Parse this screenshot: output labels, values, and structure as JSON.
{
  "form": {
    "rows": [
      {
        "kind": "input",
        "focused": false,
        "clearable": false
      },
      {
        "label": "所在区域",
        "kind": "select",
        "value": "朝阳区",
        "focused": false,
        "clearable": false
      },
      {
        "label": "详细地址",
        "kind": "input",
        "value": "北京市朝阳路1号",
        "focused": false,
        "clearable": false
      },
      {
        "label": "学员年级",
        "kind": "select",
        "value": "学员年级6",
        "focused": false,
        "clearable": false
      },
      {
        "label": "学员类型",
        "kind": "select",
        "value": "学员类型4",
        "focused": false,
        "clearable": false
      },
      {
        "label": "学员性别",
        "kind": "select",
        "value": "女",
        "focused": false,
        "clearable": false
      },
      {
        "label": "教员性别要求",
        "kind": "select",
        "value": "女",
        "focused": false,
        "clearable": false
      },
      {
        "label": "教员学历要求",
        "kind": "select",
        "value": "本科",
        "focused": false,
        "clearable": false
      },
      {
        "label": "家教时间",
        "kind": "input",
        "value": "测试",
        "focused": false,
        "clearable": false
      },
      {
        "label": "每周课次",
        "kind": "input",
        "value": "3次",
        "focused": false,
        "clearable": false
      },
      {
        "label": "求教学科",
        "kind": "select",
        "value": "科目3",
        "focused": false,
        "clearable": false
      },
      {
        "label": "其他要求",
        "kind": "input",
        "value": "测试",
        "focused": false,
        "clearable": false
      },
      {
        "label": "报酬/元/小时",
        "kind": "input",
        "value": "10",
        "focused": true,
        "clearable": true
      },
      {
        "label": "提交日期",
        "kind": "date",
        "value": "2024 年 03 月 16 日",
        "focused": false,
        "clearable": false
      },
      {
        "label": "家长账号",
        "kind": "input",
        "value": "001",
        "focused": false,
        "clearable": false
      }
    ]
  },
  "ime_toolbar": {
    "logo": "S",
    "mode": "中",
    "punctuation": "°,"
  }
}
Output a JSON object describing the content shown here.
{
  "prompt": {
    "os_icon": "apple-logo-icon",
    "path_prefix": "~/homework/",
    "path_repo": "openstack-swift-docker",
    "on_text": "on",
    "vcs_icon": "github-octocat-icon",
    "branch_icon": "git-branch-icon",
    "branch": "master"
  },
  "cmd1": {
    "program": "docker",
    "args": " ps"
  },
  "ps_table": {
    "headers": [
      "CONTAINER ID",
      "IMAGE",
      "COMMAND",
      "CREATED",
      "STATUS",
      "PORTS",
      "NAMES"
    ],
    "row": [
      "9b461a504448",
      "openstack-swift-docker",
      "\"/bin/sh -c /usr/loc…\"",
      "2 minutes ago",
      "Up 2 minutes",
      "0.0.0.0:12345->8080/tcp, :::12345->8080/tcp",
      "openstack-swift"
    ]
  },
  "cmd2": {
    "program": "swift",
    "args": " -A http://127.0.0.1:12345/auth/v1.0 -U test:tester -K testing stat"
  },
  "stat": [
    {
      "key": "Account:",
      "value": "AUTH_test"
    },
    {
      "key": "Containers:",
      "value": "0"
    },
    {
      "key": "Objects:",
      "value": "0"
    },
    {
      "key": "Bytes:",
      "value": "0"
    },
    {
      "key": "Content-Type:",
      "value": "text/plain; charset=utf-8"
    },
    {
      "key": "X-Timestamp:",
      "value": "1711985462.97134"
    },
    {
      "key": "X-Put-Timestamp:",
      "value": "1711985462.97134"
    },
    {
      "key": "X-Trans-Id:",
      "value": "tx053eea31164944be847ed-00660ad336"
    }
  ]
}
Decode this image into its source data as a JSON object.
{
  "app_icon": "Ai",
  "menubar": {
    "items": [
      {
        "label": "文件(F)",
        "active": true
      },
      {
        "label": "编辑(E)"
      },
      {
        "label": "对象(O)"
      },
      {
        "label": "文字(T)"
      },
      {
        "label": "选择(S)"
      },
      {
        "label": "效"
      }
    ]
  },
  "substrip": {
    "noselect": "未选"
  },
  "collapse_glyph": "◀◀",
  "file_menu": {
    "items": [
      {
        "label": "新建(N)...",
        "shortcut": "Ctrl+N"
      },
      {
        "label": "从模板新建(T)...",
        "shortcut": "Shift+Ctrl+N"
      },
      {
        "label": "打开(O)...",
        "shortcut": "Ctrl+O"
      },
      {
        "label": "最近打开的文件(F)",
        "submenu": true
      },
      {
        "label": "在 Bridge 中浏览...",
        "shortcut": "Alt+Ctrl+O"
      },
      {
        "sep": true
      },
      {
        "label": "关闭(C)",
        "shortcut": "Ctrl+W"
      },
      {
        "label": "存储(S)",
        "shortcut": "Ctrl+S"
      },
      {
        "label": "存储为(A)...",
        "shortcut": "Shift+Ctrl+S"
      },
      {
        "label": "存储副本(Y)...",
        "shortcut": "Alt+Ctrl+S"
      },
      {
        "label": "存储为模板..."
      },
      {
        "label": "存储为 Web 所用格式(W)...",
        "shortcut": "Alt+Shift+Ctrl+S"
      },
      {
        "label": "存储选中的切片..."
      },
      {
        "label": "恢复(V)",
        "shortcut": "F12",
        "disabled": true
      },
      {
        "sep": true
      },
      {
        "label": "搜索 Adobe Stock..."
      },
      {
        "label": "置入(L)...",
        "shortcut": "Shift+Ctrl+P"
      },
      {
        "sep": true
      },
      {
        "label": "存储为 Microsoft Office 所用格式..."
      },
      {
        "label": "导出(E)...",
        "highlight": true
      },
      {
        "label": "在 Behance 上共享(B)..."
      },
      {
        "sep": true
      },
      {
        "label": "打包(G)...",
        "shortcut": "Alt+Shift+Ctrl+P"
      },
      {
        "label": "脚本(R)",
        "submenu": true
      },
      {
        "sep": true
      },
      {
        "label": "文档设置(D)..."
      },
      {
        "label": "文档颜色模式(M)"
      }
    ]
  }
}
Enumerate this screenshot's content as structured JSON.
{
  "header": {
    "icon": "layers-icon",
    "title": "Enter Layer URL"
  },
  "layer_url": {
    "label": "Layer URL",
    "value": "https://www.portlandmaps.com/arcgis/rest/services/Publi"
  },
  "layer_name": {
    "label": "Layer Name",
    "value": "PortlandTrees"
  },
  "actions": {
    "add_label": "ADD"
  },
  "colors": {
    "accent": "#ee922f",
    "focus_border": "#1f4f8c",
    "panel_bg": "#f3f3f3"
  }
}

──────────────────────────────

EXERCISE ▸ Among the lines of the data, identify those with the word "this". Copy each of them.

YOUR RESPONSE ▸
Parse this screenshot: output labels, values, and structure as JSON.
Decode this image into its source data as a JSON object.
Enumerate this screenshot's content as structured JSON.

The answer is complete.